guidebooks published by the prestigious Club des Croqueurs de Chocolat
(Chocolate Appreciation Society).


「チョコレートメーカーを選ぶ我々の基準は,技術を有していて,すでにその商品に関して話題になっていることです.」と,伊勢丹三越の食品バイヤーであるカワグチ・テルヒコは言う.1月にサロン・ド・ショコラと呼ばれる毎年恒例のイベントを開いている新宿の伊勢丹百貨店では,老舗ブランドだけでは,日本全国から来るチョコレート好きの人たちを満足させるのに十分ではないという.バイヤーたちはUn des Meilleurs Ouvriers de France という3年に1度のコンテストを見たり,権威あるClub des Croqueurs de Chocolat が発行するガイドブックに注目することにより選択範囲を絞る.



Even then, being regarded as one the best chocolatiers in France or
having years of chocolate-molding experience does not guarantee you a
ticket to Japan.

“We try to look for chocolate makers who can adjust to the Japanese
consumer,” says Kawaguchi. “Even if you’re the best, if you think that
the packaging that the chocolate comes in is unimportant, you won’t be
able to do well here.”

In Japan, presentation is as important as taste, especially when it comes to impressing a significant other on Valentine’s Day.




“Packaging is very important. These days, more and more women are
also giving out chocolate to their friends, so they want products with
cute packaging,” says Kanako Otani, a food buyer for Shibuya Hikarie’s
ShinQs shopping section.

If it’s packaging that the Japanese want, then Hugo & Victor has
one less thing to worry about. Its chocolates at this year’s Salon du
Chocolat come in boxes that resemble hardcover books — a design that is
based on the fact that the name of the brand was inspired by French
writer Victor Hugo.



“In Japan, limited-edition products are popular, and consumers want
to see things that we usually don’t make in France,” says Groisne.

In a country where new flavors come and go on the convenience-store
shelves and sweet makers constantly scratch their heads as they think of
new products to entice customers, Hugo & Victor couldn’t have found
a better country to fit in. The patisserie takes the flavor of its
sweets seriously. While some of its chocolates are available throughout
the year, others are switched out every two months depending on what is
in season to ensure fresh, quality ingredients. That concept works well
in Japan, where consumers prefer a bit of a variety.



Even without a shop to sell its products, Hugo & Victor has been
enjoying popularity in Japan since it started participating in Salon du
Chocolat in 2011. The brand is hoping to capitalize on this by opening a
store in Tokyo later this year.
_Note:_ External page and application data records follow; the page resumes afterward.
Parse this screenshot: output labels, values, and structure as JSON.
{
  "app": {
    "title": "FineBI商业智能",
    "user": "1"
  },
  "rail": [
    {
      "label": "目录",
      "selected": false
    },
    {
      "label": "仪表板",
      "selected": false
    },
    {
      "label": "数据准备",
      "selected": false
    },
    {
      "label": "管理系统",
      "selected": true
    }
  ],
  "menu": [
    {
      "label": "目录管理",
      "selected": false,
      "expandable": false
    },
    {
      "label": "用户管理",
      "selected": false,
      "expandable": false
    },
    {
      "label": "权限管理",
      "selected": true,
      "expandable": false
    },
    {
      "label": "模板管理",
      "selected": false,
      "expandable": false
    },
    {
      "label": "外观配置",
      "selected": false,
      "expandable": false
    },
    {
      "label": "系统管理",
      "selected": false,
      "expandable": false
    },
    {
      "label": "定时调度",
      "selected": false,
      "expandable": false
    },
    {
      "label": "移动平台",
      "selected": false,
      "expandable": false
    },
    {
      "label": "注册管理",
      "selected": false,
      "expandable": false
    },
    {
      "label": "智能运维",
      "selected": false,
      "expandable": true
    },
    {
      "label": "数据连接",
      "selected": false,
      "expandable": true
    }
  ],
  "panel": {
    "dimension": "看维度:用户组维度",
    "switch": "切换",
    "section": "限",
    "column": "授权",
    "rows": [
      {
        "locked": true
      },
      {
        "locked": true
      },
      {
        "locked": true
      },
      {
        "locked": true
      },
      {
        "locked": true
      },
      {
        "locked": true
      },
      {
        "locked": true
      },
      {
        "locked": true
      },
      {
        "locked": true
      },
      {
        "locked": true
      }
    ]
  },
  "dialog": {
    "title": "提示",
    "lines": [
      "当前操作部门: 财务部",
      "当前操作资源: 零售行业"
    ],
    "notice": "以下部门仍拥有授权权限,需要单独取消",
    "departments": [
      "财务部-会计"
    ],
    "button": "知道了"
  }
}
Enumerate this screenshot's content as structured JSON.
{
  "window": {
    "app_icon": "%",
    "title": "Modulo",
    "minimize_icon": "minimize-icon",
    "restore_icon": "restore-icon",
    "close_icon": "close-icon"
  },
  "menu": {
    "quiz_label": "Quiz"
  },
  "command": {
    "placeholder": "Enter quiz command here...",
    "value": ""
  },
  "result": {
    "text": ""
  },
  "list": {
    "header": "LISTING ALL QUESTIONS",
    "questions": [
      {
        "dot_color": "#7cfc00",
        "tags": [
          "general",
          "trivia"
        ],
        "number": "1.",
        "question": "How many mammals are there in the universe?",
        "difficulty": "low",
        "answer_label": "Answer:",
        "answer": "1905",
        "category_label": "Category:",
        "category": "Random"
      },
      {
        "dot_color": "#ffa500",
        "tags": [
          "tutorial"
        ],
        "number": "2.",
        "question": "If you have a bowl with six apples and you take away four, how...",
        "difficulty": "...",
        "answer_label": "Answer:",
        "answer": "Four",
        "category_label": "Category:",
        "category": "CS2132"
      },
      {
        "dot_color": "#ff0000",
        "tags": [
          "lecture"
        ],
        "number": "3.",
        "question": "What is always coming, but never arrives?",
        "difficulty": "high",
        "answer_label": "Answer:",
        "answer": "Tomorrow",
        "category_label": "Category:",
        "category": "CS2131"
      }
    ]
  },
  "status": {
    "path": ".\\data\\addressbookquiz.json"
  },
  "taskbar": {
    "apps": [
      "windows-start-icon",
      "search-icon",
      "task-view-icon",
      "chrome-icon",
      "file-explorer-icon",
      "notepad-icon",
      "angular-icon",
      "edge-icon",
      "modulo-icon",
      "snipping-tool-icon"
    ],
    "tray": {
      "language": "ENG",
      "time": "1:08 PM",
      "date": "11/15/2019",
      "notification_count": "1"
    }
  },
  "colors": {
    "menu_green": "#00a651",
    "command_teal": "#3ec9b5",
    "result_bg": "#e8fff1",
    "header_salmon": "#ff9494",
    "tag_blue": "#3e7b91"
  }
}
Its chocolates go for around ¥4,000 a
box of 12.

“In 2011, our stock sold out within three days, and we once had to
extend operations by 30 minutes because we still had waiting customers,”
says Groisne.

So when you’re chomping your imported chocs this Valentine’s, spare a little love for the people who brought them here.






The Japan Times Weekly